Items from a data source ::
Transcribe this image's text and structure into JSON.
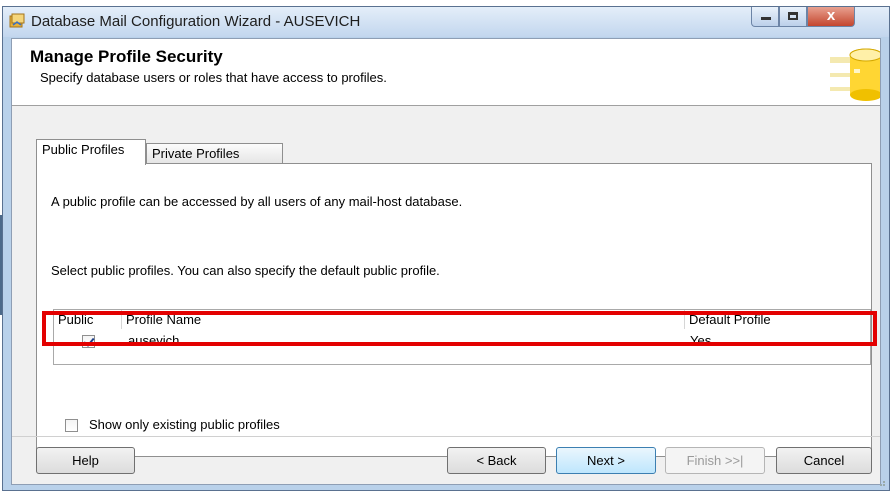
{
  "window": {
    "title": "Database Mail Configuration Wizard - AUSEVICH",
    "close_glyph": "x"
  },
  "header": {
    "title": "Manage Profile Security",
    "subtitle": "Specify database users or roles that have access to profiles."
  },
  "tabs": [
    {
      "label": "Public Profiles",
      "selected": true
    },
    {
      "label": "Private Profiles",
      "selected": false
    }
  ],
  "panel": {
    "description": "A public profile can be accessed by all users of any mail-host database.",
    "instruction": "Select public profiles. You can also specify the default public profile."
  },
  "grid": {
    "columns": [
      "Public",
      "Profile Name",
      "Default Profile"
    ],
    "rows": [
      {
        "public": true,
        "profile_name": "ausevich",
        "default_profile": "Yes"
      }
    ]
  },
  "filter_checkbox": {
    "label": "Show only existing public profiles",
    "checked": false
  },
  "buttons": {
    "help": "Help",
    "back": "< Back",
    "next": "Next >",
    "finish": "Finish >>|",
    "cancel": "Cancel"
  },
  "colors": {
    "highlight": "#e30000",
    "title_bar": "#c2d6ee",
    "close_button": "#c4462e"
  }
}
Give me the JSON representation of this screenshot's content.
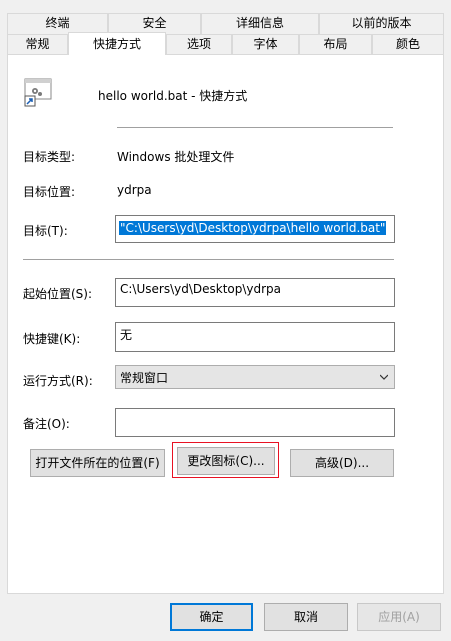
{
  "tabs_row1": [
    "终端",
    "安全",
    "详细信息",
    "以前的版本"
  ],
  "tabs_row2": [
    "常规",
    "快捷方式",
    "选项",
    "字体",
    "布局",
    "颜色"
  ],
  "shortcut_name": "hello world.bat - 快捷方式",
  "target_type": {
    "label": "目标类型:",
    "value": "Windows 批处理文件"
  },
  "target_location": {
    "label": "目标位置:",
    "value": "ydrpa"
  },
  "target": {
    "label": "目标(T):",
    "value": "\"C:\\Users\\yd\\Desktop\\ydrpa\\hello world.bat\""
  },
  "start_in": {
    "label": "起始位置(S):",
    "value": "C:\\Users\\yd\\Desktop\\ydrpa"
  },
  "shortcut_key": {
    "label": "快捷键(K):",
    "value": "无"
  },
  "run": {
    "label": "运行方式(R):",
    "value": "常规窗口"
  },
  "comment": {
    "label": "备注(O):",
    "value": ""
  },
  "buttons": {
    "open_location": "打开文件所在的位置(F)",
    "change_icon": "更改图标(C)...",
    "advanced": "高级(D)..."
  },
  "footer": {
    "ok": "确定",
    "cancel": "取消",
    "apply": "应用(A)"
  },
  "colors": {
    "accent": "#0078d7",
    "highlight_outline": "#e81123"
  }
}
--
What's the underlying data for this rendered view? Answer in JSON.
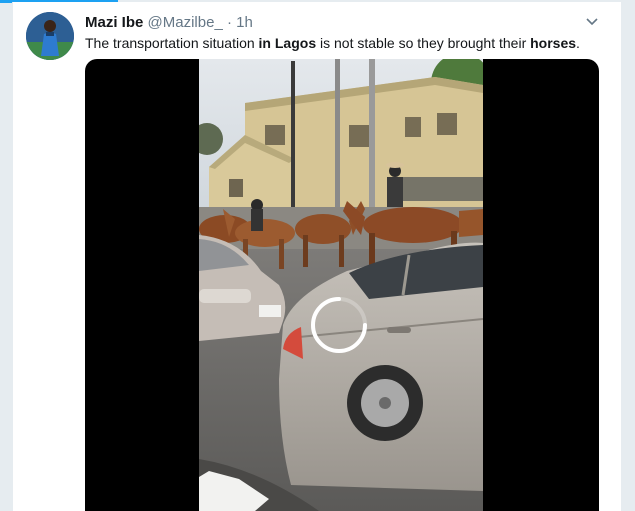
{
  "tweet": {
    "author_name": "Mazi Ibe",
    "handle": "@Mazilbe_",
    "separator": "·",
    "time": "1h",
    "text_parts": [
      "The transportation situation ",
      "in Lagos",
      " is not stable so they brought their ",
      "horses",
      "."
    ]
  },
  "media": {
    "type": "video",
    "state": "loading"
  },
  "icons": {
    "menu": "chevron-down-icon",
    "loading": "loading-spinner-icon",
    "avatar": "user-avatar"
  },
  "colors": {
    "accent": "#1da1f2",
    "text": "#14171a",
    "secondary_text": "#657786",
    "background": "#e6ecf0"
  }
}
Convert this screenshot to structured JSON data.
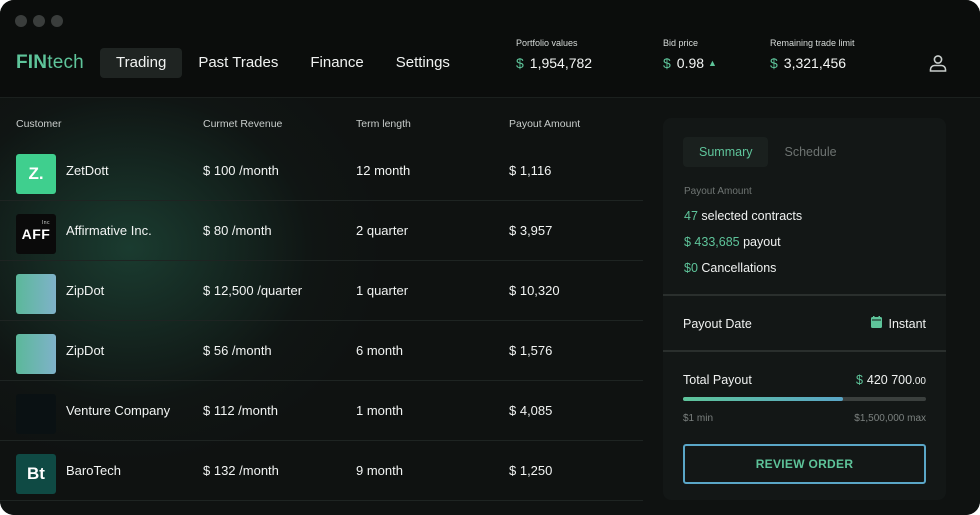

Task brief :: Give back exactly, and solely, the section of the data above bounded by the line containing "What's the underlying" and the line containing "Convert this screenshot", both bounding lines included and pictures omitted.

Problem solution ::
What's the underlying data for this rendered view? Answer in JSON.
{
  "tweet": {
    "author_name": "Mazi Ibe",
    "handle": "@Mazilbe_",
    "separator": "·",
    "time": "1h",
    "text_parts": [
      "The transportation situation ",
      "in Lagos",
      " is not stable so they brought their ",
      "horses",
      "."
    ]
  },
  "media": {
    "type": "video",
    "state": "loading"
  },
  "icons": {
    "menu": "chevron-down-icon",
    "loading": "loading-spinner-icon",
    "avatar": "user-avatar"
  },
  "colors": {
    "accent": "#1da1f2",
    "text": "#14171a",
    "secondary_text": "#657786",
    "background": "#e6ecf0"
  }
}
Convert this screenshot to structured JSON data.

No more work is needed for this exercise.